> _EXERCISE DETAILS_: Every record below should be copied exactly, with the pictures left out.
** PROVIDED DATA follows **
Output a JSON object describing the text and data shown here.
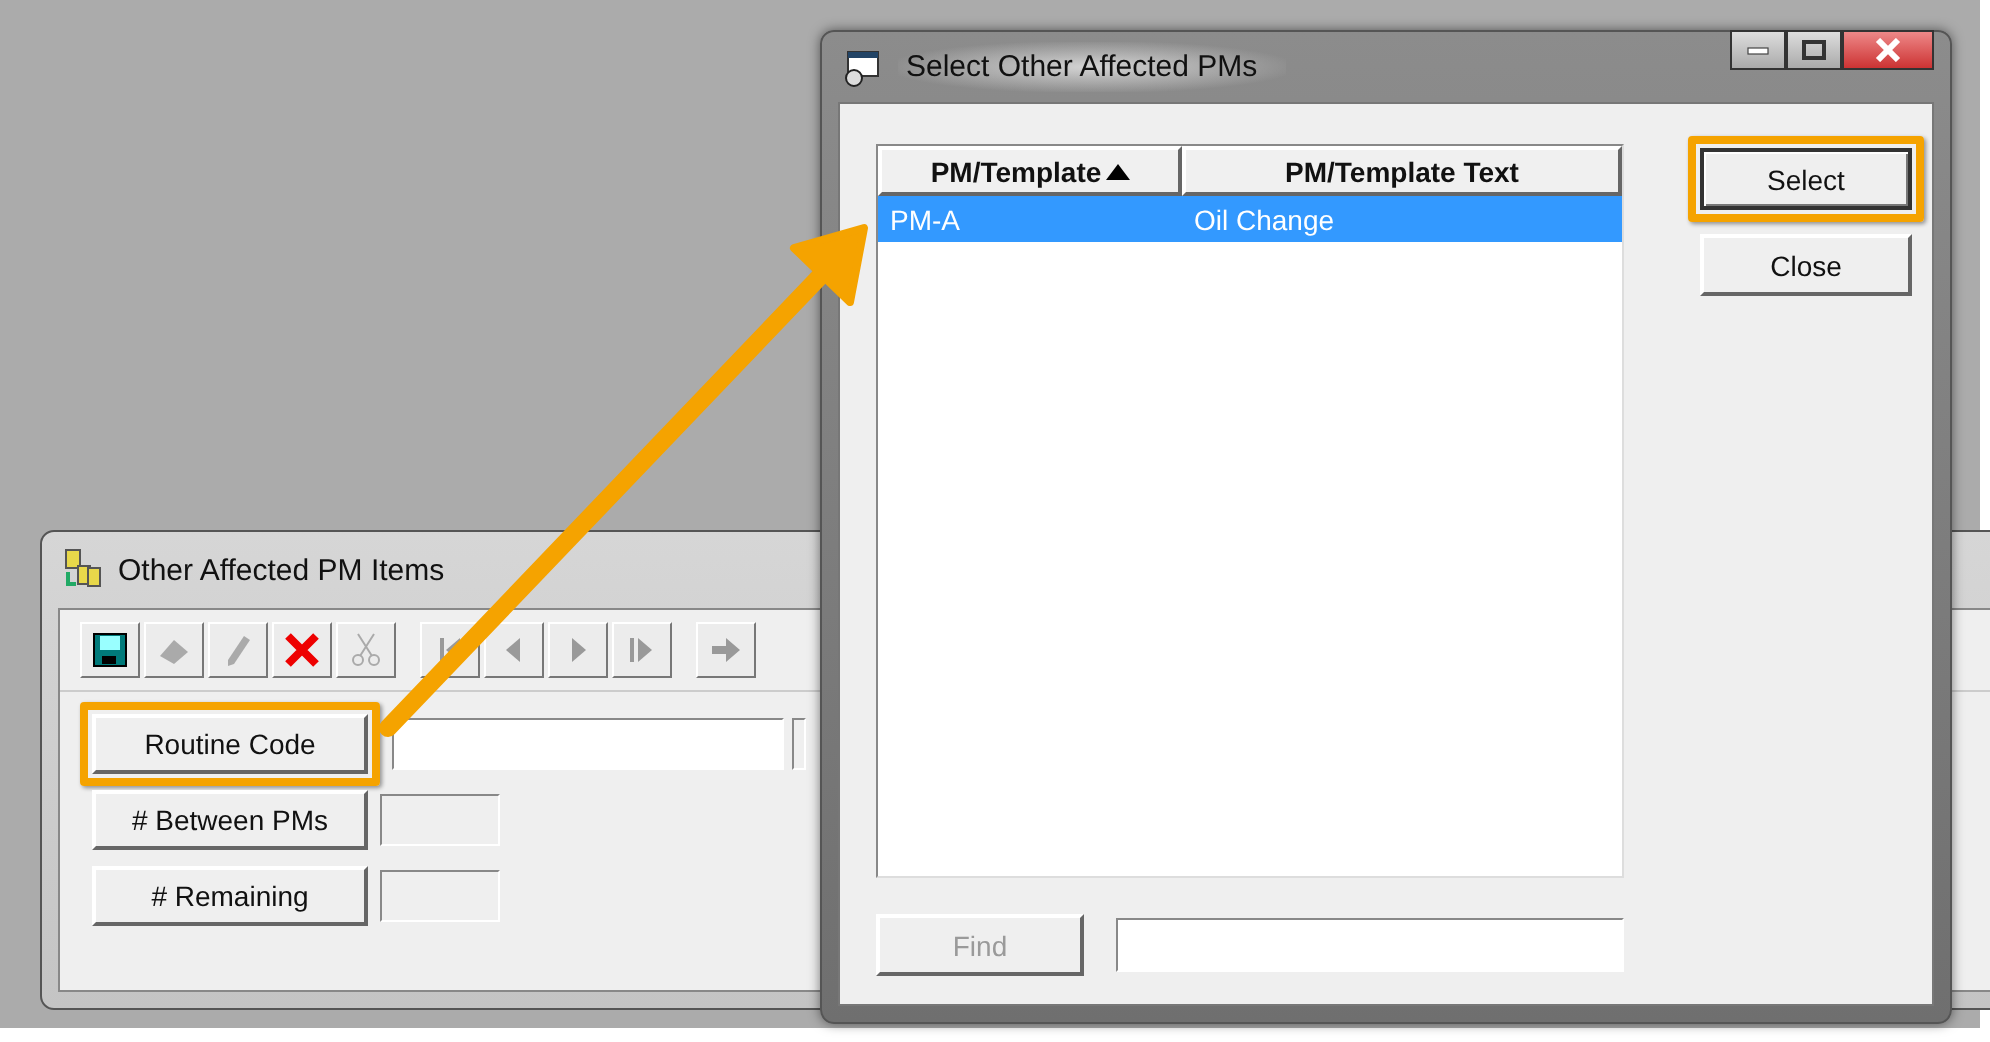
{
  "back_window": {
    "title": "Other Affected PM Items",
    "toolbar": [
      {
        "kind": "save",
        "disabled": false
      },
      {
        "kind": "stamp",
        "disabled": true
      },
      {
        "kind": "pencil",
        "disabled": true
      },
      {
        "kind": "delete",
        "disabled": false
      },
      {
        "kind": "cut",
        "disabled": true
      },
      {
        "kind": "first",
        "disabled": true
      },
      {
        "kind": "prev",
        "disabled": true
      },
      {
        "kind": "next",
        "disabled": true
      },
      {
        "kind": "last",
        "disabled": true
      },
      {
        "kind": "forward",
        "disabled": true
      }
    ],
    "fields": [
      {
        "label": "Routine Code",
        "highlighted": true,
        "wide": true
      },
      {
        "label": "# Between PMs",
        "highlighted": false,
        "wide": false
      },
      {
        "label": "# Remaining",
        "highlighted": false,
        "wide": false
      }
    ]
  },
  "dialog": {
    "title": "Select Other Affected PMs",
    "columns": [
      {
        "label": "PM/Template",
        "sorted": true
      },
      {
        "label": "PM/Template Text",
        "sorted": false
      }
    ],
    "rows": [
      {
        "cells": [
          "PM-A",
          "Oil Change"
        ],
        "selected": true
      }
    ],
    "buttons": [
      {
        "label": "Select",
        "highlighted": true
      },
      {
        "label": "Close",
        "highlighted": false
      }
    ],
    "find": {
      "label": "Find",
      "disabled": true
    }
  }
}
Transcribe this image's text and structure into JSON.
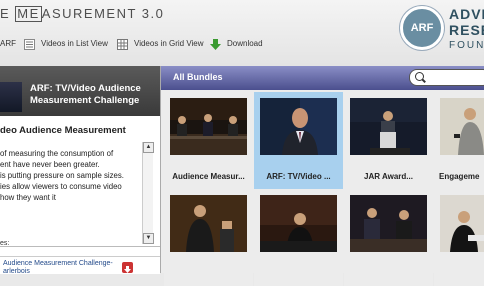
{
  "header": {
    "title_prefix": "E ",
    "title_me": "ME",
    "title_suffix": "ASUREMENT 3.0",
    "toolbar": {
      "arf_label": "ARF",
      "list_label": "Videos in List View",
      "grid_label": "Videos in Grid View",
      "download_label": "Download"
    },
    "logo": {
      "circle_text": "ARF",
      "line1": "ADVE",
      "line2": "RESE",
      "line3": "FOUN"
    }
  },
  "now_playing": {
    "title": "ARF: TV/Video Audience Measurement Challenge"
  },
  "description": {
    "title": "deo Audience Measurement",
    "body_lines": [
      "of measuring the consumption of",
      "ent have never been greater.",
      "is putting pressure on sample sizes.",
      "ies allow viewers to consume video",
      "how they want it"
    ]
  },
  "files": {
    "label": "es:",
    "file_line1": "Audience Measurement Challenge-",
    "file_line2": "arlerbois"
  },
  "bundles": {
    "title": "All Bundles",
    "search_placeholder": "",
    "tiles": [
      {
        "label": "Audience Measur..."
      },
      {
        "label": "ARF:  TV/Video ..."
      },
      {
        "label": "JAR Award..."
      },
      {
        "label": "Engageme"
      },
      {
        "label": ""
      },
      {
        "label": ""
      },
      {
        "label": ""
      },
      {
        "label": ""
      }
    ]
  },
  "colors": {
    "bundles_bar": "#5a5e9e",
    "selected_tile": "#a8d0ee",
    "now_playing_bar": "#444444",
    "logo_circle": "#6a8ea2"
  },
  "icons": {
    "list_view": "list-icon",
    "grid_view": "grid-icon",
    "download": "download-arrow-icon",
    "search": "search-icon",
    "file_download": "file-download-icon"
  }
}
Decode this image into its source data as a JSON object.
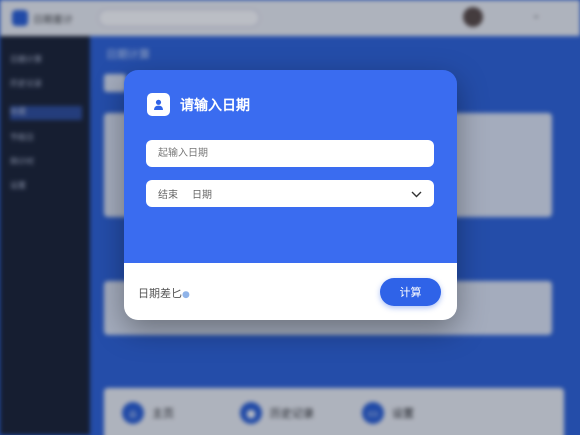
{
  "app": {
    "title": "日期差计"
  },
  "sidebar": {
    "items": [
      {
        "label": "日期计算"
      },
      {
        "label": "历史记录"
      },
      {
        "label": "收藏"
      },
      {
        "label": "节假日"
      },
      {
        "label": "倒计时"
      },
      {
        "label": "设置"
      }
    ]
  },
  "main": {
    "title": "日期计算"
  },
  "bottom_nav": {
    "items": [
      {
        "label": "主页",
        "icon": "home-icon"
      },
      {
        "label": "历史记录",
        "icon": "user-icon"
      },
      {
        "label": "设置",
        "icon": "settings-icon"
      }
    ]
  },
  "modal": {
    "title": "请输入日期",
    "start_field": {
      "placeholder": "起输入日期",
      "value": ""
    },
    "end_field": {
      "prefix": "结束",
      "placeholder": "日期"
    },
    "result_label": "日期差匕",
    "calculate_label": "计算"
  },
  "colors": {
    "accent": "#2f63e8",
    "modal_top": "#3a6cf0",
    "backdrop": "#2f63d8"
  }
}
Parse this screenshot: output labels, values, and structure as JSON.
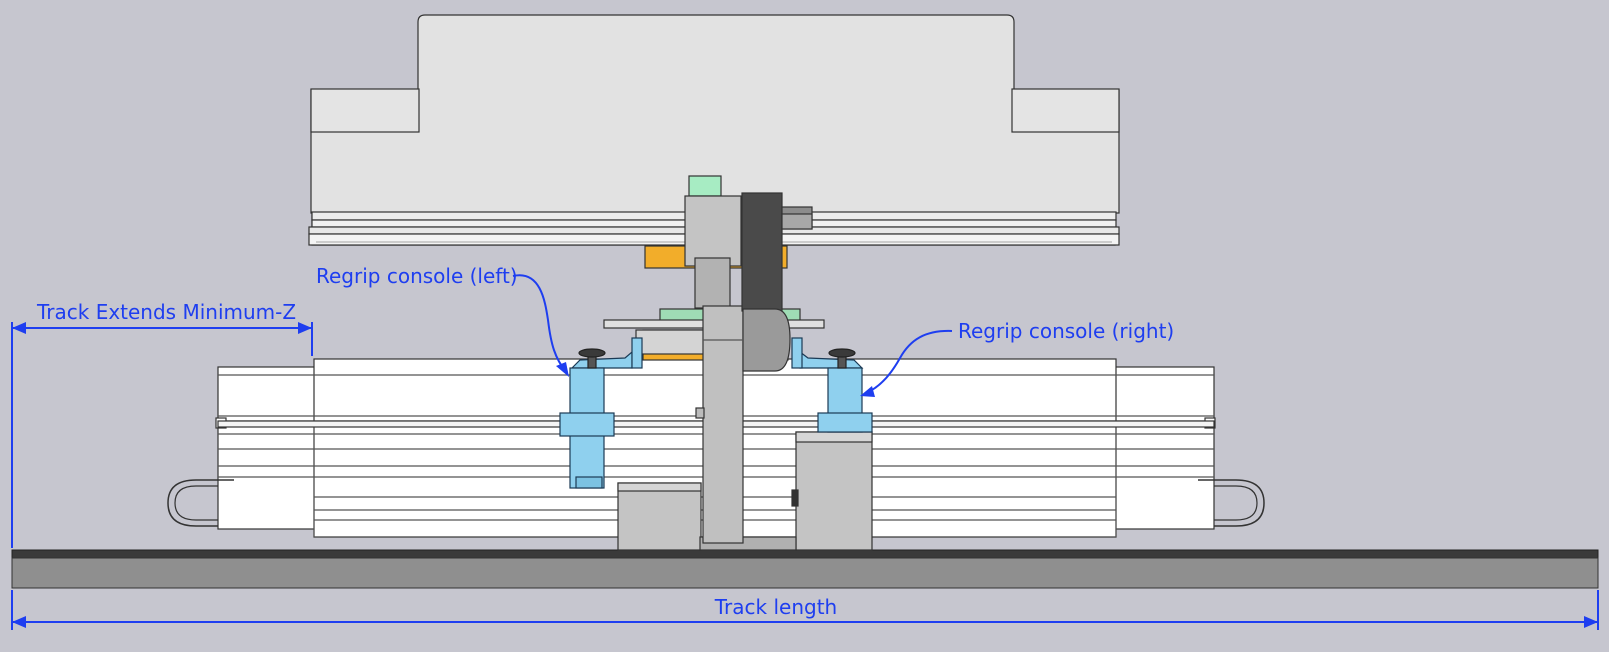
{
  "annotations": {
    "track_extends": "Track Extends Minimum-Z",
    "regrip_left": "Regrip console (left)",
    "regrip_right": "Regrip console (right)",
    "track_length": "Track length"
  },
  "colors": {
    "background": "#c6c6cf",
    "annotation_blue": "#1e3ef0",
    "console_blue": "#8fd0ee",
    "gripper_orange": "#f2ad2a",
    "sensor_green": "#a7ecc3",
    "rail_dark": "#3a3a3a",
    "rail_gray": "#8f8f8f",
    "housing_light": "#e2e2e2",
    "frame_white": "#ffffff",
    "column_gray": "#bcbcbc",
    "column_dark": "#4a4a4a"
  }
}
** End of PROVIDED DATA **
> _RESPONSE TO THIS EXERCISE_:
Output a JSON object describing the text and data shown here.
{
  "back_window": {
    "title": "Other Affected PM Items",
    "toolbar": [
      {
        "kind": "save",
        "disabled": false
      },
      {
        "kind": "stamp",
        "disabled": true
      },
      {
        "kind": "pencil",
        "disabled": true
      },
      {
        "kind": "delete",
        "disabled": false
      },
      {
        "kind": "cut",
        "disabled": true
      },
      {
        "kind": "first",
        "disabled": true
      },
      {
        "kind": "prev",
        "disabled": true
      },
      {
        "kind": "next",
        "disabled": true
      },
      {
        "kind": "last",
        "disabled": true
      },
      {
        "kind": "forward",
        "disabled": true
      }
    ],
    "fields": [
      {
        "label": "Routine Code",
        "highlighted": true,
        "wide": true
      },
      {
        "label": "# Between PMs",
        "highlighted": false,
        "wide": false
      },
      {
        "label": "# Remaining",
        "highlighted": false,
        "wide": false
      }
    ]
  },
  "dialog": {
    "title": "Select Other Affected PMs",
    "columns": [
      {
        "label": "PM/Template",
        "sorted": true
      },
      {
        "label": "PM/Template Text",
        "sorted": false
      }
    ],
    "rows": [
      {
        "cells": [
          "PM-A",
          "Oil Change"
        ],
        "selected": true
      }
    ],
    "buttons": [
      {
        "label": "Select",
        "highlighted": true
      },
      {
        "label": "Close",
        "highlighted": false
      }
    ],
    "find": {
      "label": "Find",
      "disabled": true
    }
  }
}
Transcribe this image's text and structure into JSON.
{
  "header": {
    "title_prefix": "E ",
    "title_me": "ME",
    "title_suffix": "ASUREMENT 3.0",
    "toolbar": {
      "arf_label": "ARF",
      "list_label": "Videos in List View",
      "grid_label": "Videos in Grid View",
      "download_label": "Download"
    },
    "logo": {
      "circle_text": "ARF",
      "line1": "ADVE",
      "line2": "RESE",
      "line3": "FOUN"
    }
  },
  "now_playing": {
    "title": "ARF: TV/Video Audience Measurement Challenge"
  },
  "description": {
    "title": "deo Audience Measurement",
    "body_lines": [
      "of measuring the consumption of",
      "ent have never been greater.",
      "is putting pressure on sample sizes.",
      "ies allow viewers to consume video",
      "how they want it"
    ]
  },
  "files": {
    "label": "es:",
    "file_line1": "Audience Measurement Challenge-",
    "file_line2": "arlerbois"
  },
  "bundles": {
    "title": "All Bundles",
    "search_placeholder": "",
    "tiles": [
      {
        "label": "Audience Measur..."
      },
      {
        "label": "ARF:  TV/Video ..."
      },
      {
        "label": "JAR Award..."
      },
      {
        "label": "Engageme"
      },
      {
        "label": ""
      },
      {
        "label": ""
      },
      {
        "label": ""
      },
      {
        "label": ""
      }
    ]
  },
  "colors": {
    "bundles_bar": "#5a5e9e",
    "selected_tile": "#a8d0ee",
    "now_playing_bar": "#444444",
    "logo_circle": "#6a8ea2"
  },
  "icons": {
    "list_view": "list-icon",
    "grid_view": "grid-icon",
    "download": "download-arrow-icon",
    "search": "search-icon",
    "file_download": "file-download-icon"
  }
}
Decode this image into its source data as a JSON object.
{
  "app": {
    "title": "日期差计"
  },
  "sidebar": {
    "items": [
      {
        "label": "日期计算"
      },
      {
        "label": "历史记录"
      },
      {
        "label": "收藏"
      },
      {
        "label": "节假日"
      },
      {
        "label": "倒计时"
      },
      {
        "label": "设置"
      }
    ]
  },
  "main": {
    "title": "日期计算"
  },
  "bottom_nav": {
    "items": [
      {
        "label": "主页",
        "icon": "home-icon"
      },
      {
        "label": "历史记录",
        "icon": "user-icon"
      },
      {
        "label": "设置",
        "icon": "settings-icon"
      }
    ]
  },
  "modal": {
    "title": "请输入日期",
    "start_field": {
      "placeholder": "起输入日期",
      "value": ""
    },
    "end_field": {
      "prefix": "结束",
      "placeholder": "日期"
    },
    "result_label": "日期差匕",
    "calculate_label": "计算"
  },
  "colors": {
    "accent": "#2f63e8",
    "modal_top": "#3a6cf0",
    "backdrop": "#2f63d8"
  }
}
Parse this screenshot: output labels, values, and structure as JSON.
{
  "annotations": {
    "track_extends": "Track Extends Minimum-Z",
    "regrip_left": "Regrip console (left)",
    "regrip_right": "Regrip console (right)",
    "track_length": "Track length"
  },
  "colors": {
    "background": "#c6c6cf",
    "annotation_blue": "#1e3ef0",
    "console_blue": "#8fd0ee",
    "gripper_orange": "#f2ad2a",
    "sensor_green": "#a7ecc3",
    "rail_dark": "#3a3a3a",
    "rail_gray": "#8f8f8f",
    "housing_light": "#e2e2e2",
    "frame_white": "#ffffff",
    "column_gray": "#bcbcbc",
    "column_dark": "#4a4a4a"
  }
}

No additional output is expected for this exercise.